> [About this exercise] All of the entries need to be written out again, exactly as they are.

> [Exercise data]
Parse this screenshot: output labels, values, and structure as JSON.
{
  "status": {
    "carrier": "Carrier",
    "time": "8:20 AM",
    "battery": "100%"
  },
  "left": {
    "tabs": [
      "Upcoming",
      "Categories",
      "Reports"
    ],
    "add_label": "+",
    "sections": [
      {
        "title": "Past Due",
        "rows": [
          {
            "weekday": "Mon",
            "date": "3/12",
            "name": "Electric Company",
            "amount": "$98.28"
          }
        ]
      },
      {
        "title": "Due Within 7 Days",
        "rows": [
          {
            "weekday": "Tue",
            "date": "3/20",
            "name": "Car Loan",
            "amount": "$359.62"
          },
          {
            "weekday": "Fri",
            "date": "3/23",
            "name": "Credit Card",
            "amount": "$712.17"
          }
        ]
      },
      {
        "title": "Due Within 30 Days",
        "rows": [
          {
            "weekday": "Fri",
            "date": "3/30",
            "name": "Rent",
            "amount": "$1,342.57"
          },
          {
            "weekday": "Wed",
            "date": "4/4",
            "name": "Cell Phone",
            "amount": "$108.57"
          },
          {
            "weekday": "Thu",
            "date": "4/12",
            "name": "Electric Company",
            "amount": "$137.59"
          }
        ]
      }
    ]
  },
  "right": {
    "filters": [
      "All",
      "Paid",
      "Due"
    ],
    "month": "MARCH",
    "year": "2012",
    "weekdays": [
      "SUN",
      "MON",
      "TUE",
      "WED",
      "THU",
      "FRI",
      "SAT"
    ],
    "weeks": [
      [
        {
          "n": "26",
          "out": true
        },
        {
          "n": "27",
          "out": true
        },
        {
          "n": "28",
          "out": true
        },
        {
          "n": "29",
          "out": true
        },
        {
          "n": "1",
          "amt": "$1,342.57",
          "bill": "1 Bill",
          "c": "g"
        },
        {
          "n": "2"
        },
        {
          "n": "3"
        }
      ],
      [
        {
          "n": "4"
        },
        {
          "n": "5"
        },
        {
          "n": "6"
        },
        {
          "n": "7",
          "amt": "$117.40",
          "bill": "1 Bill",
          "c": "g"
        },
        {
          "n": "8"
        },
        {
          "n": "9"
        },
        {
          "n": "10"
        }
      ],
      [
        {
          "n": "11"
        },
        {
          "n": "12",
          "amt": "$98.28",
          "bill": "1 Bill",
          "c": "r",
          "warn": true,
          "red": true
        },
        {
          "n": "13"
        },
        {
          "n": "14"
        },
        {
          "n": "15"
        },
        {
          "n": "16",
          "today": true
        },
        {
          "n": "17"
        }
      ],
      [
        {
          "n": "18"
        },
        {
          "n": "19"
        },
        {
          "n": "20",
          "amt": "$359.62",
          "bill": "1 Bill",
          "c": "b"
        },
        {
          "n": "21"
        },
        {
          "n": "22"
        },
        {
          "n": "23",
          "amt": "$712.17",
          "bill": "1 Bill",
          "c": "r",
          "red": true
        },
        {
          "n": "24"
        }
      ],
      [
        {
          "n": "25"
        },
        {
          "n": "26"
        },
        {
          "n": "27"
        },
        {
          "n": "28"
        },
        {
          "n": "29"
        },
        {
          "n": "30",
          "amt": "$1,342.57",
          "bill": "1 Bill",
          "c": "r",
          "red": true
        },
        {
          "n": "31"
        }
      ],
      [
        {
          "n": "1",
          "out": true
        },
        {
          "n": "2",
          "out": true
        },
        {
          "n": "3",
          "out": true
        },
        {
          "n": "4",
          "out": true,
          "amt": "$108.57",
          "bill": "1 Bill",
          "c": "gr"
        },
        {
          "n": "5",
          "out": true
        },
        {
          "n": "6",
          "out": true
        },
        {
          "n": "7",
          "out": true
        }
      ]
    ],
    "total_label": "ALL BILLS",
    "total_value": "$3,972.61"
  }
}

> [Completed exercise]
Parse this screenshot: output labels, values, and structure as JSON.
{
  "status": {
    "carrier": "Carrier",
    "time": "8:20 AM",
    "battery": "100%"
  },
  "left": {
    "tabs": [
      "Upcoming",
      "Categories",
      "Reports"
    ],
    "add_label": "+",
    "sections": [
      {
        "title": "Past Due",
        "rows": [
          {
            "weekday": "Mon",
            "date": "3/12",
            "name": "Electric Company",
            "amount": "$98.28"
          }
        ]
      },
      {
        "title": "Due Within 7 Days",
        "rows": [
          {
            "weekday": "Tue",
            "date": "3/20",
            "name": "Car Loan",
            "amount": "$359.62"
          },
          {
            "weekday": "Fri",
            "date": "3/23",
            "name": "Credit Card",
            "amount": "$712.17"
          }
        ]
      },
      {
        "title": "Due Within 30 Days",
        "rows": [
          {
            "weekday": "Fri",
            "date": "3/30",
            "name": "Rent",
            "amount": "$1,342.57"
          },
          {
            "weekday": "Wed",
            "date": "4/4",
            "name": "Cell Phone",
            "amount": "$108.57"
          },
          {
            "weekday": "Thu",
            "date": "4/12",
            "name": "Electric Company",
            "amount": "$137.59"
          }
        ]
      }
    ]
  },
  "right": {
    "filters": [
      "All",
      "Paid",
      "Due"
    ],
    "month": "MARCH",
    "year": "2012",
    "weekdays": [
      "SUN",
      "MON",
      "TUE",
      "WED",
      "THU",
      "FRI",
      "SAT"
    ],
    "weeks": [
      [
        {
          "n": "26",
          "out": true
        },
        {
          "n": "27",
          "out": true
        },
        {
          "n": "28",
          "out": true
        },
        {
          "n": "29",
          "out": true
        },
        {
          "n": "1",
          "amt": "$1,342.57",
          "bill": "1 Bill",
          "c": "g"
        },
        {
          "n": "2"
        },
        {
          "n": "3"
        }
      ],
      [
        {
          "n": "4"
        },
        {
          "n": "5"
        },
        {
          "n": "6"
        },
        {
          "n": "7",
          "amt": "$117.40",
          "bill": "1 Bill",
          "c": "g"
        },
        {
          "n": "8"
        },
        {
          "n": "9"
        },
        {
          "n": "10"
        }
      ],
      [
        {
          "n": "11"
        },
        {
          "n": "12",
          "amt": "$98.28",
          "bill": "1 Bill",
          "c": "r",
          "warn": true,
          "red": true
        },
        {
          "n": "13"
        },
        {
          "n": "14"
        },
        {
          "n": "15"
        },
        {
          "n": "16",
          "today": true
        },
        {
          "n": "17"
        }
      ],
      [
        {
          "n": "18"
        },
        {
          "n": "19"
        },
        {
          "n": "20",
          "amt": "$359.62",
          "bill": "1 Bill",
          "c": "b"
        },
        {
          "n": "21"
        },
        {
          "n": "22"
        },
        {
          "n": "23",
          "amt": "$712.17",
          "bill": "1 Bill",
          "c": "r",
          "red": true
        },
        {
          "n": "24"
        }
      ],
      [
        {
          "n": "25"
        },
        {
          "n": "26"
        },
        {
          "n": "27"
        },
        {
          "n": "28"
        },
        {
          "n": "29"
        },
        {
          "n": "30",
          "amt": "$1,342.57",
          "bill": "1 Bill",
          "c": "r",
          "red": true
        },
        {
          "n": "31"
        }
      ],
      [
        {
          "n": "1",
          "out": true
        },
        {
          "n": "2",
          "out": true
        },
        {
          "n": "3",
          "out": true
        },
        {
          "n": "4",
          "out": true,
          "amt": "$108.57",
          "bill": "1 Bill",
          "c": "gr"
        },
        {
          "n": "5",
          "out": true
        },
        {
          "n": "6",
          "out": true
        },
        {
          "n": "7",
          "out": true
        }
      ]
    ],
    "total_label": "ALL BILLS",
    "total_value": "$3,972.61"
  }
}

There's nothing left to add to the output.